Soak time: 12-36 hours
Prep time: 15 minutes
Cook time: 10 minutes
Cost per serving: around 50p
250g dried chickpeas
1 tbsp flour
1 tbsp salt
1 tsp bicarbonate of soda
1 medium onion
4 large cloves garlic
3 tbsp chopped parsley
½ tsp ground cumin
½ tsp ground coriander
Salt and pepper to taste
Place the chickpeas into a bowl and fill it with water.
Mix the flour, salt and bicarbonate of soda with four tablespoons of water to make a slurry.
Stir the slurry into the chickpeas and water.
Leave overnight or for up to 36 hours for the chickpeas to rehydrate.
Drain the chickpeas and rinse them to remove all of the flour mixture.
Roughly chop the onion and garlic and put into the bowl of a large food processor.
Add the parsley, chickpeas, cumin and a little salt and pepper.
Blend to make a rough mixture. It will begin to clump with the liquid from the chickpeas – this is good! As the chickpeas are raw, you will not get a smooth paste.
Shape into patties just under an inch thick – a rounded tablespoon of mixture per patty should give you 35 falafel from this recipe.
Add a centimetre of oil to the base of a large frying pan and heat. Use a little of the falafel mixture to tell when the oil is ready, it should bubble around any falafel added – please note that the oil will not bubble unless something is in it and is very hot. Do not let children near hot oil.
Place the falafel in the pan and leave for two minutes until the base is golden. Flip and repeat with the other side. Continue to flip the falafel until they are a dark brown all around the outside.
If you are cooking the falafel in batches, keep them warm in the oven (on its lowest setting) until all the falafel are cooked. Place them onto a piece of kitchen roll when you take them out of the pan to remove any excess oil.
Serve with hummus, pitta, schug and fresh salads for a delicious, middle eastern feast.
I hope you enjoyed the recipe.
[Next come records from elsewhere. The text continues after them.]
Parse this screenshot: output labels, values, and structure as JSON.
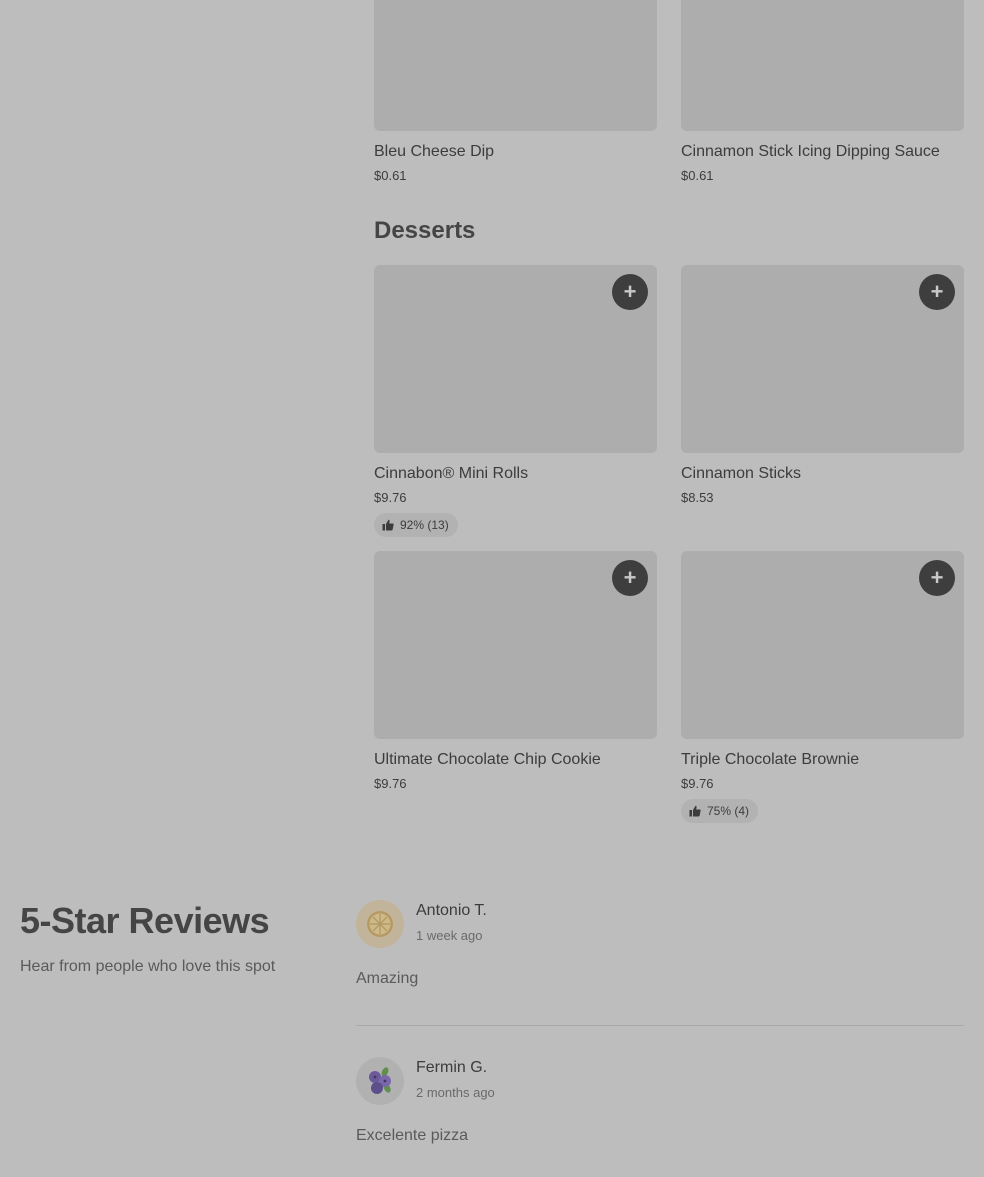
{
  "sides": [
    {
      "name": "Bleu Cheese Dip",
      "price": "$0.61"
    },
    {
      "name": "Cinnamon Stick Icing Dipping Sauce",
      "price": "$0.61"
    }
  ],
  "desserts": {
    "title": "Desserts",
    "items": [
      {
        "name": "Cinnabon® Mini Rolls",
        "price": "$9.76",
        "rating": "92% (13)"
      },
      {
        "name": "Cinnamon Sticks",
        "price": "$8.53"
      },
      {
        "name": "Ultimate Chocolate Chip Cookie",
        "price": "$9.76"
      },
      {
        "name": "Triple Chocolate Brownie",
        "price": "$9.76",
        "rating": "75% (4)"
      }
    ],
    "add_icon": "plus-icon",
    "add_symbol": "+"
  },
  "reviews": {
    "title": "5-Star Reviews",
    "subtitle": "Hear from people who love this spot",
    "items": [
      {
        "name": "Antonio T.",
        "time": "1 week ago",
        "text": "Amazing",
        "avatar_icon": "lemon-avatar-icon"
      },
      {
        "name": "Fermin G.",
        "time": "2 months ago",
        "text": "Excelente pizza",
        "avatar_icon": "blueberry-avatar-icon"
      }
    ]
  },
  "colors": {
    "background": "#bdbdbd",
    "image_placeholder": "#adadad",
    "add_button": "#3e3e3e"
  }
}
If you want to make your own hummus to go with these falafel, check out my recipe. It’s ultra-smooth and pairs beautifully with the crispiness of the falafel.
Have a good one and I will be back next week with a miniature cake recipe.